How to apply for incentives

Experts offer their advice on soliciting economic development support

When applying for incentives, three key factors are critical to success: jobs, investment, and preparation. Companies should show the financial impact their particular project is going to have in a particular jurisdiction—and any financial gaps that exist between Dallas-Fort Worth and competing sites. 

That’s the advice from Kelley Rendziperis, a principal with Site Selection Group, a global advisory and incentives firm based in Dallas. Sometimes, she says, companies aren’t really aware of what to ask for—or even what the impact of doing business in Texas could be.

In Texas, there are a number of incentives opportunities available. Because it’s so complicated—and high impact—businesses often turn to consultants for help navigating the process.

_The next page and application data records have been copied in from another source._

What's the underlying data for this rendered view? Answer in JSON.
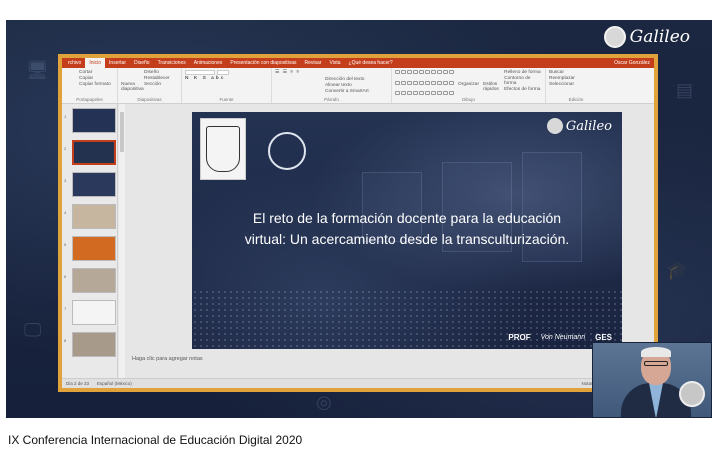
{
  "channel": {
    "logo_text": "Galileo"
  },
  "ppt": {
    "tabs": [
      "rchivo",
      "Inicio",
      "Insertar",
      "Diseño",
      "Transiciones",
      "Animaciones",
      "Presentación con diapositivas",
      "Revisar",
      "Vista",
      "¿Qué desea hacer?"
    ],
    "active_tab": "Inicio",
    "user": "Oscar González",
    "ribbon": {
      "clipboard": {
        "items": [
          "Cortar",
          "Copiar",
          "Copiar formato"
        ],
        "group": "Portapapeles"
      },
      "slides": {
        "new": "Nueva diapositiva",
        "items": [
          "Diseño",
          "Restablecer",
          "Sección"
        ],
        "group": "Diapositivas"
      },
      "font": {
        "group": "Fuente"
      },
      "paragraph": {
        "items": [
          "Dirección del texto",
          "Alinear texto",
          "Convertir a SmartArt"
        ],
        "group": "Párrafo"
      },
      "drawing": {
        "organize": "Organizar",
        "styles": "Estilos rápidos",
        "items": [
          "Relleno de forma",
          "Contorno de forma",
          "Efectos de forma"
        ],
        "group": "Dibujo"
      },
      "editing": {
        "items": [
          "Buscar",
          "Reemplazar",
          "Seleccionar"
        ],
        "group": "Edición"
      }
    },
    "thumbnails": [
      {
        "num": "1",
        "selected": false
      },
      {
        "num": "2",
        "selected": true
      },
      {
        "num": "3",
        "selected": false
      },
      {
        "num": "4",
        "selected": false
      },
      {
        "num": "5",
        "selected": false
      },
      {
        "num": "6",
        "selected": false
      },
      {
        "num": "7",
        "selected": false
      },
      {
        "num": "8",
        "selected": false
      }
    ],
    "slide": {
      "logo_text": "Galileo",
      "title": "El reto de la formación docente para la educación virtual: Un acercamiento desde la transculturización.",
      "sponsors": [
        "PROF",
        "Von Neumann",
        "GES"
      ]
    },
    "notes_placeholder": "Haga clic para agregar notas",
    "status": {
      "slide_count": "Dia   2 de 33",
      "language": "Español (México)",
      "notes": "Notas",
      "comments": "Comentarios"
    }
  },
  "caption": "IX Conferencia Internacional de Educación Digital 2020"
}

Jubal Smith, executive vice president at JLL, says companies must be prepared to come to the bargaining table with details about the impact they’ll have. “What kind of jobs? What is the wage of those jobs and the breakdown on the types of jobs?” he says.

Secondly, businesses must be prepared to discuss the investment they’ll make—how much it will spend on real property and personal property.

Kim Moore, managing director with Newmark Grubb Knight Frank, says the community will want to know that the company they are dealing with is financially sound. “And they’ll want to make sure it is a win-win,” she says. 

Most cities will run an economic impact analysis to see if it makes sense to provide incentives. That analysis will look at the direct and indirect impact of the project, including construction, potential home and retail sales, and other factors.

Detail is important for providing an accurate analysis, says Moore, a former incentives expert with the city of Dallas.

“We’ll ask things like, ‘How many visitors are you going to have a day? How many overnight visitors are you going to have a year? How many nights does the average visitor stay in a hotel?’ ” she says. “We try to look at every single way that the business is going to impact a community.”

It’s also important to pay attention to the type of industry seeking incentives, says JLL’s Smith. Companies in specific industries should be prepared to show cities how they are importing new money into the community, not just recirculating money that already exists.

As they prepare, corporations should have a clear understanding of how different communities tax businesses. If a company is coming from out of state and is used to a traditional income tax state, for example, they will be surprised—and likely confused—by Texas’ margins tax. Communities have different guidelines, and some have thresholds for job creation or investment that must be met before they will consider incentives. As they begin the incentives process, companies need to learn what the community provides or doesn’t provide.



Incentives are less likely to be given if a location is already selected. Most companies will, at least initially, consider multiple locations. Where businesses sometimes falter, however, is when they determine where they likely will put a facility based on triggers such as labor cost and availability before they ever inform the community that they’re interested in obtaining incentives for their investment.

Consultants like Site Selection Group try to let communities know early in the process when they’re being considered for a new project, even if they’re unable to identify the company until later in the process. That allows incentives discussions to begin.


“When the press is out there saying the company is already going to make that move, it makes it politically difficult (for the community) to incentivize them to bridge any gaps,” Rendziperis says.